And while she still loves field work, she has come to rely on cloud computing to do the bulk of her research — an adjustment made easier by a thriving science community at the UW that wants her to succeed.

Data-driven science and cloud computing propels Kuhn’s research

To get started, Kuhn sought the help of the eScience Institute, which trains researchers to leverage data science tools, methods, and best practices. The institute also partners with Research Computing, a unit in UW Information Technology (UW-IT) that designs cloud-based solutions appropriate to data-driven science, and works with cloud providers such Amazon, Google and Microsoft to bring educational resources and design solutions for cloud deployment to the UW.

“It has been fantastic to have all of their combined expertise,” Kuhn said. “My work would not have been possible without their training and guidance. It certainly accelerated my research.”

Seeing the results of Kuhn’s work has been specially thrilling to Rob Fatland, UW-IT’s Director of Cloud and Data Solutions.

It has been fantastic to have all of their combined expertise. My work would not have been possible without their training and guidance.
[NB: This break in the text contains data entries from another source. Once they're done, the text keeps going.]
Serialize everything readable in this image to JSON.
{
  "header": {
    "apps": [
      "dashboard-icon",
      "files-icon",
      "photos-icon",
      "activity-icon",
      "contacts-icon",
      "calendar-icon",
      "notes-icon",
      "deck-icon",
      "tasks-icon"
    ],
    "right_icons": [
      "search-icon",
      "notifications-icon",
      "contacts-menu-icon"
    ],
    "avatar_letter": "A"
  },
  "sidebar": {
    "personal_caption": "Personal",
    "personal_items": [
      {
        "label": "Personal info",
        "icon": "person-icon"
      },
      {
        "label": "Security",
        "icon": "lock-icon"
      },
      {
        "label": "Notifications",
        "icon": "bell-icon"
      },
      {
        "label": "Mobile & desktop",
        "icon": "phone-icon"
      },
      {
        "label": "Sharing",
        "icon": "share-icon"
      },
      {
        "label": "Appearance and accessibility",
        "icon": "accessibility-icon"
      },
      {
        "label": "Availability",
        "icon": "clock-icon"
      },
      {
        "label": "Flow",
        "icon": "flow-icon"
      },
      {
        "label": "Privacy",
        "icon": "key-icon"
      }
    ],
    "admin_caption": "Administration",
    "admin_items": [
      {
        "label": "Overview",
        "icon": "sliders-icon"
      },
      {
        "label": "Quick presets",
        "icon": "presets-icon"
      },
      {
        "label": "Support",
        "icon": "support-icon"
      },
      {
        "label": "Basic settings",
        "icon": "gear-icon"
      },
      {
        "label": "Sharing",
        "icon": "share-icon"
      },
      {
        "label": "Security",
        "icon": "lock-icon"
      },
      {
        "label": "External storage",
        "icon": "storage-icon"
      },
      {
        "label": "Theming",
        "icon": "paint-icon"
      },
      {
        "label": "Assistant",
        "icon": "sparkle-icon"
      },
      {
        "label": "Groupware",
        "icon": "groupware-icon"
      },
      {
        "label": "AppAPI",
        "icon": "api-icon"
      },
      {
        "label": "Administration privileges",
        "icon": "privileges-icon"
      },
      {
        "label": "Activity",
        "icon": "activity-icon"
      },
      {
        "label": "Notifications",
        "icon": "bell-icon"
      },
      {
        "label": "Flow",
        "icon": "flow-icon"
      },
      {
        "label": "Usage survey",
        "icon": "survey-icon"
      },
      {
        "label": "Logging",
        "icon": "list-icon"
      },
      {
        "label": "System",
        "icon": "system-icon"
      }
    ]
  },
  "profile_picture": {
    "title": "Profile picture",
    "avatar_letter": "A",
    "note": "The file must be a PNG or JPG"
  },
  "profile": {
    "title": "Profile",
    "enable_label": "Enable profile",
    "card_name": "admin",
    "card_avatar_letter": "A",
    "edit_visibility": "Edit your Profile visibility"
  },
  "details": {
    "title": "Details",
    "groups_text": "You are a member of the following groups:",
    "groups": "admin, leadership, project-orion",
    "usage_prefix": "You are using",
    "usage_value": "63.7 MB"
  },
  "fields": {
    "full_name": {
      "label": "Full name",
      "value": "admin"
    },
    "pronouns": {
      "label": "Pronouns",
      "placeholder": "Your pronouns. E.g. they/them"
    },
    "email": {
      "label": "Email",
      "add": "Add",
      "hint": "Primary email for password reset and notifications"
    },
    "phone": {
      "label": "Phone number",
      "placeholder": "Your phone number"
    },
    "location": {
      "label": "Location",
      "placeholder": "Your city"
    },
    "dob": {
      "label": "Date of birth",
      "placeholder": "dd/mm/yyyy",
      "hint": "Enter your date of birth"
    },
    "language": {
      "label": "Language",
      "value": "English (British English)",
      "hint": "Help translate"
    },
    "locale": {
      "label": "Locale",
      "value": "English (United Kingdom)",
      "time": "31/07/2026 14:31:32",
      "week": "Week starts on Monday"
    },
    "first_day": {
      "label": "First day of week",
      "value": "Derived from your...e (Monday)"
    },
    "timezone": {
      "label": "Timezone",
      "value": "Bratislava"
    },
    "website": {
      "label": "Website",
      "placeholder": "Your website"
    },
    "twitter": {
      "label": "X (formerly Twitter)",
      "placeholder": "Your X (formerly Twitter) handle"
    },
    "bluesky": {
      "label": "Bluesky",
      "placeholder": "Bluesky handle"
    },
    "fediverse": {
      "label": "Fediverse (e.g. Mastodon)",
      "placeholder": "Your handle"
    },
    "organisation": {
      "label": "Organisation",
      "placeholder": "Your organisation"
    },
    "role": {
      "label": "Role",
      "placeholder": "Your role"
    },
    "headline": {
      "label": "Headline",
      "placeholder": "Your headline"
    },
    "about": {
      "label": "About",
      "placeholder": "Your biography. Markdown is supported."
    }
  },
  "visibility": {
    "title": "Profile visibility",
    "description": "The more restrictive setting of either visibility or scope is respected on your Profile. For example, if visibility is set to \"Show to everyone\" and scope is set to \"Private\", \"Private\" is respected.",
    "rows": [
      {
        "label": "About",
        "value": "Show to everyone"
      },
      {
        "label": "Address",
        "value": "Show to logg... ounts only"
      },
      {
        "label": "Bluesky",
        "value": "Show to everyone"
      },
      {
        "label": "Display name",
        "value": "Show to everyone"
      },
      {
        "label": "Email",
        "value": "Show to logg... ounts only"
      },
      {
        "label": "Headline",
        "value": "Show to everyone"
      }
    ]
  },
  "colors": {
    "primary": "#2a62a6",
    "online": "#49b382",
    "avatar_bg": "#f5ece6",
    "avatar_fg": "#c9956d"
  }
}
It certainly accelerated my research.
Catherine KuhnPh.D. Candidate, UW School of Environmental & Forest Science

“This is what we want to see, researchers who are not mystified by cloud computing and are relying on its power to make great advances in their work,” Fatland said. “When you couple cloud computing to the kind of solution-focused expertise at the eScience Institute, there’s not much we can’t tackle.”

Kuhn was indeed facing a big job, said Amanda Tan, a data scientist with the eScience Institute and an earth systems modeling expert who helps UW researchers migrate their work to the cloud. Kuhn needed to sample the color of 584,769 lakes during the growing season from satellite images taken between 1984 and 2019 to see if they were getting greener or browner — 54 million observations of lake color in all.

For her computations in the cloud, Tan worked with Kuhn to build scalable workflows for spectral analysis of the lakes and to go “back in time” to measure color changes for each lake over three decades.

The data, she said, is showing widespread decline in lake greenness, with 26 percent of the lakes under study showing significant change. Certain hot spots showed 2.5 times greater decline in greenness during the June/July growing season.

The greatest decline is being seen in warmer and wetter basins, she said, making the ecological implications clearer. Warmer water temperatures, oxygen depletion and shading out of primary producers by highly-absorbing organic carbon may be shifting green lakes to brown, she said.

Rob Fatland Director, Cloud & Data Solutions UW Information Technology

This is what we want to see, researchers who are not mystified by cloud computing and are relying on its power to make great advances in their work.
Rob FatlandDirector, Cloud & Data Solutions, UW Information Technology

“What we are seeing is consistent with model projections of accelerated browning in a wetter climate in Finland,” Kuhn said. Such a decline could have a profound and immediate effect on the flora and fauna that depend on these life-giving waters.

Lake color is but one piece of the puzzle as scientists seek to understand the scope and speed of climate change, Kuhn said.

“For many people, it would be hard to comprehend why we are interested in lakes thousands of miles from their homes,” Kuhn said. “But the world is deeply interconnected in ways that we’re just beginning to understand. What is happening in the Arctic may just end up affecting us all.”